REQUIREMENT:
From the first entry to the last, repeat the listing exactly.

--------------------

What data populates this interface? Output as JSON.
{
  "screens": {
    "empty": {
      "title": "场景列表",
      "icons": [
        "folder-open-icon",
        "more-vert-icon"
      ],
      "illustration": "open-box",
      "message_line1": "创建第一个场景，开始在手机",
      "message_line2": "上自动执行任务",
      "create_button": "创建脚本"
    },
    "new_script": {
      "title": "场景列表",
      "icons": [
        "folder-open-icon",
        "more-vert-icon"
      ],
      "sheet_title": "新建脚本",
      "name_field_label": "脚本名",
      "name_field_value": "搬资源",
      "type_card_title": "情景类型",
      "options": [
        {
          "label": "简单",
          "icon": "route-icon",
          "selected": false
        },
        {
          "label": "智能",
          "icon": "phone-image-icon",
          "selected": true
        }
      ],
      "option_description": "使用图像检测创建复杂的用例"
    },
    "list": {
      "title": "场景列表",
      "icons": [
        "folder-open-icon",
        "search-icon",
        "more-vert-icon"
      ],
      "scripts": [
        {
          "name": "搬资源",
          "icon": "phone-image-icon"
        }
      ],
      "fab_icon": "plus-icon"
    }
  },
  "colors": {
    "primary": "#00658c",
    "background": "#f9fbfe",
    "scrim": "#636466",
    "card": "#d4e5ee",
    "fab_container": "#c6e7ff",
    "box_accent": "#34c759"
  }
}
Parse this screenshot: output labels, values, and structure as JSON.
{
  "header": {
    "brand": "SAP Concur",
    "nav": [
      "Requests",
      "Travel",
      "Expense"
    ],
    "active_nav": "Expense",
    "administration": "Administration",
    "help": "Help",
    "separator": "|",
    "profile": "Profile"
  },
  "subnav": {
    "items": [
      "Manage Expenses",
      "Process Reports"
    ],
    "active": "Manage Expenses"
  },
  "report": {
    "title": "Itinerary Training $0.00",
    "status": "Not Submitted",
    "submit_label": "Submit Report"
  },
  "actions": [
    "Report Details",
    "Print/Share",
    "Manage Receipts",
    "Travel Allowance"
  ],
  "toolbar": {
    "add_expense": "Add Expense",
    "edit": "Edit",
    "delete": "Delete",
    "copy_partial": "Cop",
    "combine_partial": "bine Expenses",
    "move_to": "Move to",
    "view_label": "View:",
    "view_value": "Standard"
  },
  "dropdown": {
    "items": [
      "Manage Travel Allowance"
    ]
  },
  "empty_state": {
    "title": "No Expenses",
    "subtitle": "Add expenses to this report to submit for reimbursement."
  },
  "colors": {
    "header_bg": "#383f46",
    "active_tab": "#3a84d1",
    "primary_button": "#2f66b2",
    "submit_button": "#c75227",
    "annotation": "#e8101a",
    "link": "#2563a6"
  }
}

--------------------

OUTPUT OF THE TASK:
What data populates this interface? Output as JSON.
{
  "screens": {
    "empty": {
      "title": "场景列表",
      "icons": [
        "folder-open-icon",
        "more-vert-icon"
      ],
      "illustration": "open-box",
      "message_line1": "创建第一个场景，开始在手机",
      "message_line2": "上自动执行任务",
      "create_button": "创建脚本"
    },
    "new_script": {
      "title": "场景列表",
      "icons": [
        "folder-open-icon",
        "more-vert-icon"
      ],
      "sheet_title": "新建脚本",
      "name_field_label": "脚本名",
      "name_field_value": "搬资源",
      "type_card_title": "情景类型",
      "options": [
        {
          "label": "简单",
          "icon": "route-icon",
          "selected": false
        },
        {
          "label": "智能",
          "icon": "phone-image-icon",
          "selected": true
        }
      ],
      "option_description": "使用图像检测创建复杂的用例"
    },
    "list": {
      "title": "场景列表",
      "icons": [
        "folder-open-icon",
        "search-icon",
        "more-vert-icon"
      ],
      "scripts": [
        {
          "name": "搬资源",
          "icon": "phone-image-icon"
        }
      ],
      "fab_icon": "plus-icon"
    }
  },
  "colors": {
    "primary": "#00658c",
    "background": "#f9fbfe",
    "scrim": "#636466",
    "card": "#d4e5ee",
    "fab_container": "#c6e7ff",
    "box_accent": "#34c759"
  }
}
Parse this screenshot: output labels, values, and structure as JSON.
{
  "header": {
    "brand": "SAP Concur",
    "nav": [
      "Requests",
      "Travel",
      "Expense"
    ],
    "active_nav": "Expense",
    "administration": "Administration",
    "help": "Help",
    "separator": "|",
    "profile": "Profile"
  },
  "subnav": {
    "items": [
      "Manage Expenses",
      "Process Reports"
    ],
    "active": "Manage Expenses"
  },
  "report": {
    "title": "Itinerary Training $0.00",
    "status": "Not Submitted",
    "submit_label": "Submit Report"
  },
  "actions": [
    "Report Details",
    "Print/Share",
    "Manage Receipts",
    "Travel Allowance"
  ],
  "toolbar": {
    "add_expense": "Add Expense",
    "edit": "Edit",
    "delete": "Delete",
    "copy_partial": "Cop",
    "combine_partial": "bine Expenses",
    "move_to": "Move to",
    "view_label": "View:",
    "view_value": "Standard"
  },
  "dropdown": {
    "items": [
      "Manage Travel Allowance"
    ]
  },
  "empty_state": {
    "title": "No Expenses",
    "subtitle": "Add expenses to this report to submit for reimbursement."
  },
  "colors": {
    "header_bg": "#383f46",
    "active_tab": "#3a84d1",
    "primary_button": "#2f66b2",
    "submit_button": "#c75227",
    "annotation": "#e8101a",
    "link": "#2563a6"
  }
}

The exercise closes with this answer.